I first listened to Ruth Crawford Seeger's String Quartet (1931) in a class at the University of Washington in the late 90s with Dr. Diane Thome, who would do much to broaden my musical horizons during my stay there. As a composition major, I was stewing in music from all periods and genres that year, and began to develop an anxiety–an anxiety that I wasn't listening and absorbing fast enough, that I was too dumb to understand some of these modern pieces–when I heard rich, dense music like Seeger's.
On initial listen to some pieces, there is so much that washes over you initially that it can be difficult to let go and absorb the sound viscerally. My mind would kick in heavy once the needle dropped, and my inner reptile would get to work processing sound objects, looking frantically for connections, so that I'd ultimately have something astute to say about the construction of the piece.
I took solace in composers who I could grok on first listen without having to listen and analyse as quickly as possible. This is where I got the name 'Listen Faster' - it's a command I felt was always coming from the Music Dept at UW. Ligeti and Varese were my first blushes at comfort in this context, but I became consciously aware of the issue when I first heard this piece.
I had the opportunity to speak on a Music Technology panel this past weekend at the Grammy's MusicTech summit and spoke to the stellar Passenger String Quartet (no site?) afterwards. Asking them if they knew the piece, I realized I'd been let in on a secret (unfortunately) back in Dr. Thome's class. Ruth's music was historically overshadowed by the valuable theoretical and ethnomusicological work of her husband Charles Seeger and their son Pete Seeger.

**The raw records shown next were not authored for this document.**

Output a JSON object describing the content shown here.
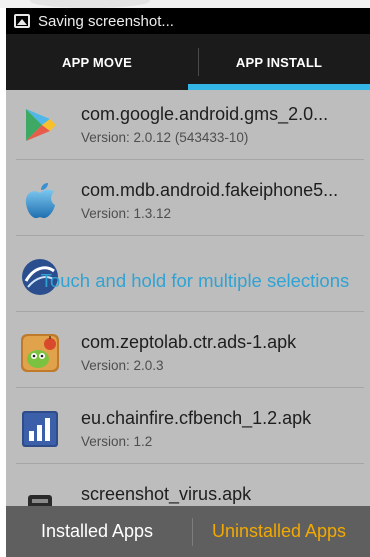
{
  "status_bar": {
    "icon": "screenshot-icon",
    "text": "Saving screenshot..."
  },
  "tabs": [
    {
      "label": "APP MOVE",
      "selected": false
    },
    {
      "label": "APP INSTALL",
      "selected": true
    }
  ],
  "apps": [
    {
      "name": "com.google.android.gms_2.0...",
      "version": "Version: 2.0.12 (543433-10)",
      "icon": "play-services-icon"
    },
    {
      "name": "com.mdb.android.fakeiphone5...",
      "version": "Version: 1.3.12",
      "icon": "apple-logo-icon"
    },
    {
      "name": "",
      "version": "",
      "icon": "app-icon"
    },
    {
      "name": "com.zeptolab.ctr.ads-1.apk",
      "version": "Version: 2.0.3",
      "icon": "cut-the-rope-icon"
    },
    {
      "name": "eu.chainfire.cfbench_1.2.apk",
      "version": "Version: 1.2",
      "icon": "bar-chart-icon"
    },
    {
      "name": "screenshot_virus.apk",
      "version": "",
      "icon": "app-icon"
    }
  ],
  "toast": {
    "text": "Touch and hold for multiple selections"
  },
  "bottom_buttons": {
    "installed": "Installed Apps",
    "uninstalled": "Uninstalled Apps"
  },
  "colors": {
    "accent_blue": "#33b5e5",
    "uninstalled_orange": "#f2a900",
    "toast_text": "#2fa3d4"
  }
}
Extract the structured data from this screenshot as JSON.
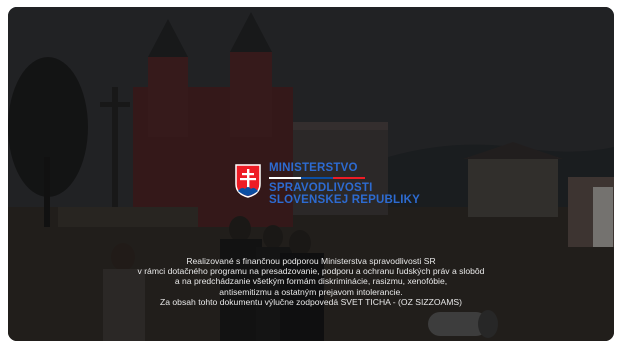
{
  "logo": {
    "icon": "slovak-coat-of-arms-icon",
    "line1": "MINISTERSTVO",
    "line2": "SPRAVODLIVOSTI",
    "line3": "SLOVENSKEJ REPUBLIKY",
    "brand_color": "#2d6bd1",
    "flag_colors": [
      "#ffffff",
      "#0b4ea2",
      "#ee1c25"
    ]
  },
  "credit_lines": [
    "Realizované s finančnou podporou Ministerstva spravodlivosti SR",
    "v rámci dotačného programu na presadzovanie, podporu a ochranu ľudských práv a slobôd",
    "a na predchádzanie všetkým formám diskriminácie, rasizmu, xenofóbie,",
    "antisemitizmu a ostatným prejavom intolerancie.",
    "Za obsah tohto dokumentu výlučne zodpovedá SVET TICHA - (OZ SIZZOAMS)"
  ]
}
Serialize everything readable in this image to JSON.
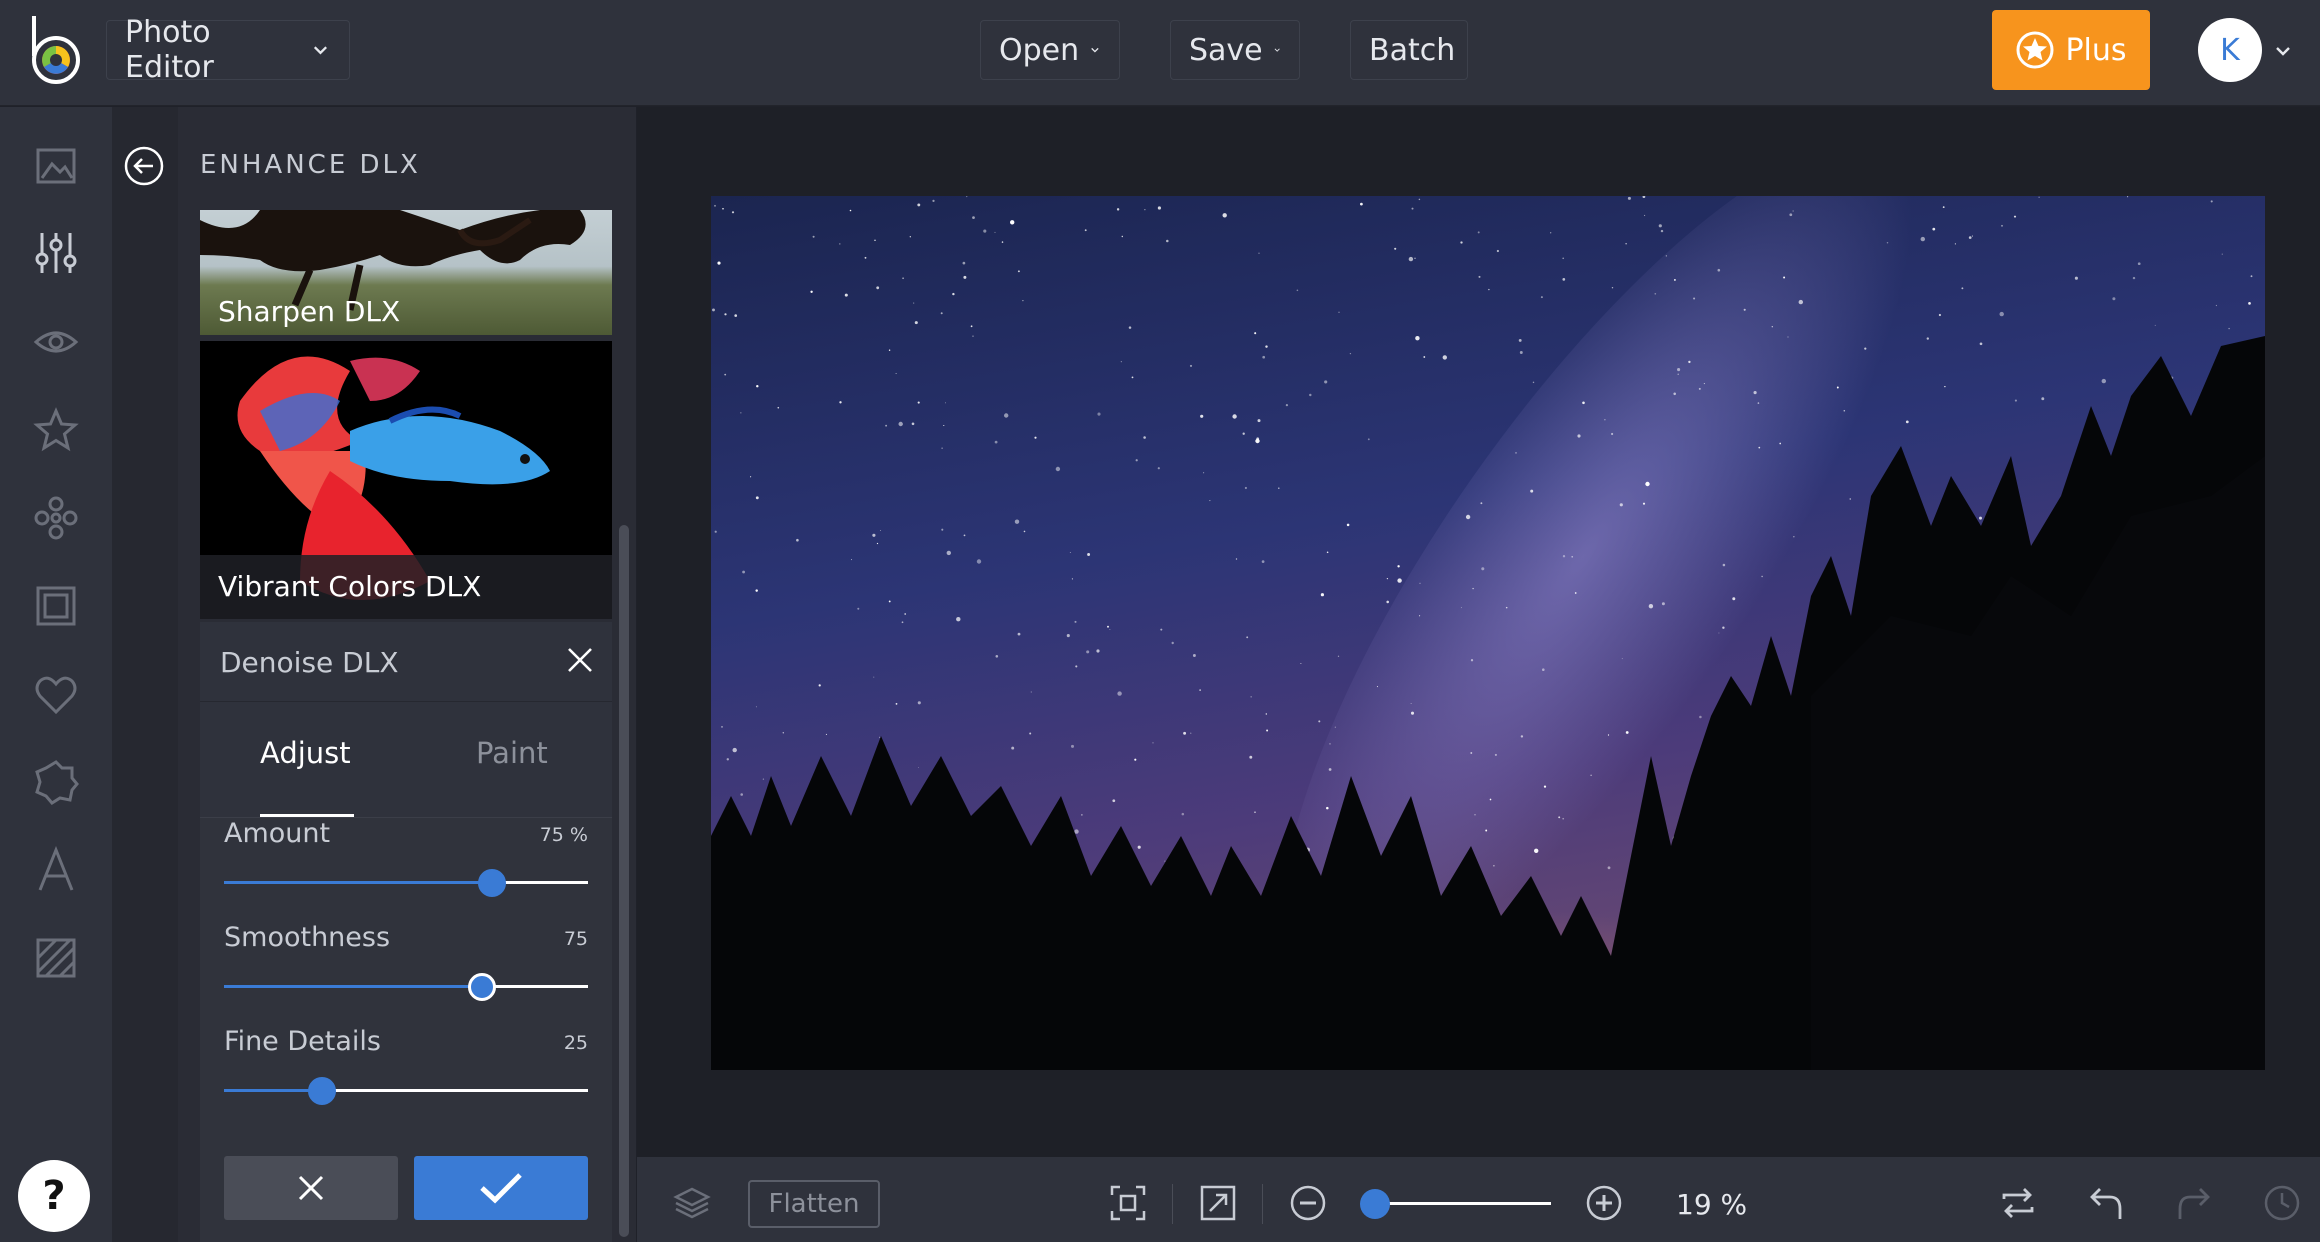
{
  "header": {
    "app_menu_label": "Photo Editor",
    "open_label": "Open",
    "save_label": "Save",
    "batch_label": "Batch",
    "plus_label": "Plus",
    "avatar_initial": "K"
  },
  "rail": {
    "icons": [
      "image-icon",
      "sliders-icon",
      "eye-icon",
      "star-icon",
      "flower-icon",
      "frame-icon",
      "heart-icon",
      "badge-icon",
      "text-icon",
      "texture-icon"
    ],
    "help_label": "?"
  },
  "panel": {
    "title": "ENHANCE DLX",
    "thumbnails": [
      {
        "label": "Sharpen DLX"
      },
      {
        "label": "Vibrant Colors DLX"
      }
    ],
    "tool": {
      "title": "Denoise DLX",
      "tabs": [
        {
          "label": "Adjust",
          "active": true
        },
        {
          "label": "Paint",
          "active": false
        }
      ],
      "sliders": [
        {
          "label": "Amount",
          "value_text": "75 %",
          "value": 0.735
        },
        {
          "label": "Smoothness",
          "value_text": "75",
          "value": 0.71
        },
        {
          "label": "Fine Details",
          "value_text": "25",
          "value": 0.27
        }
      ]
    }
  },
  "bottombar": {
    "flatten_label": "Flatten",
    "zoom_text": "19 %",
    "zoom_level": 0.19
  },
  "colors": {
    "accent": "#3a7bd5",
    "plus": "#f7941d",
    "topbar": "#2f323c"
  }
}
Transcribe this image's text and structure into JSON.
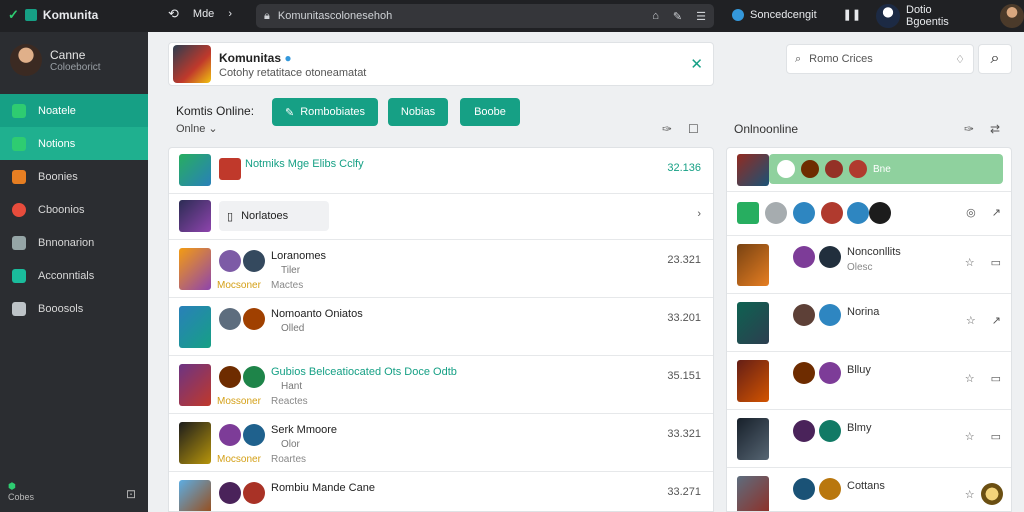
{
  "topbar": {
    "brand": "Komunita",
    "nav_label": "Mde",
    "url": "Komunitascolonesehoh",
    "extension": "Soncedcengit",
    "user_name": "Dotio Bgoentis"
  },
  "sidebar": {
    "profile_name": "Canne",
    "profile_sub": "Coloeborict",
    "items": [
      {
        "label": "Noatele",
        "color": "#2ecc71"
      },
      {
        "label": "Notions",
        "color": "#2ecc71"
      },
      {
        "label": "Boonies",
        "color": "#e67e22"
      },
      {
        "label": "Cboonios",
        "color": "#e74c3c"
      },
      {
        "label": "Bnnonarion",
        "color": "#95a5a6"
      },
      {
        "label": "Acconntials",
        "color": "#1abc9c"
      },
      {
        "label": "Booosols",
        "color": "#bdc3c7"
      }
    ],
    "bottom_label": "Cobes"
  },
  "header": {
    "title": "Komunitas",
    "subtitle": "Cotohy retatitace otoneamatat",
    "search_placeholder": "Romo Crices"
  },
  "filters": {
    "label": "Komtis Online:",
    "sub": "Onlne",
    "pills": [
      "Rombobiates",
      "Nobias",
      "Boobe"
    ]
  },
  "right_title": "Onlnoonline",
  "left_rows": [
    {
      "name": "Notmiks Mge Elibs Cclfy",
      "num": "32.136",
      "teal": true
    },
    {
      "name": "Norlatoes",
      "sub": true
    },
    {
      "name": "Loranomes",
      "sub_text": "Tiler",
      "tag": "Mocsoner",
      "tag2": "Mactes",
      "num": "23.321"
    },
    {
      "name": "Nomoanto Oniatos",
      "sub_text": "Olled",
      "num": "33.201"
    },
    {
      "name": "Gubios Belceatiocated Ots Doce Odtb",
      "sub_text": "Hant",
      "tag": "Mossoner",
      "tag2": "Reactes",
      "num": "35.151",
      "teal": true
    },
    {
      "name": "Serk Mmoore",
      "sub_text": "Olor",
      "tag": "Mocsoner",
      "tag2": "Roartes",
      "num": "33.321"
    },
    {
      "name": "Rombiu Mande Cane",
      "num": "33.271"
    }
  ],
  "right_rows": [
    {
      "label": "Bne"
    },
    {
      "label": ""
    },
    {
      "title": "Nonconllits",
      "sub": "Olesc"
    },
    {
      "title": "Norina"
    },
    {
      "title": "Blluy"
    },
    {
      "title": "Blmy"
    },
    {
      "title": "Cottans"
    }
  ]
}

I love this piece - it's allusions to timbre's we'd hear in electronic music 20 years later, it's balance, it's rocking-ness.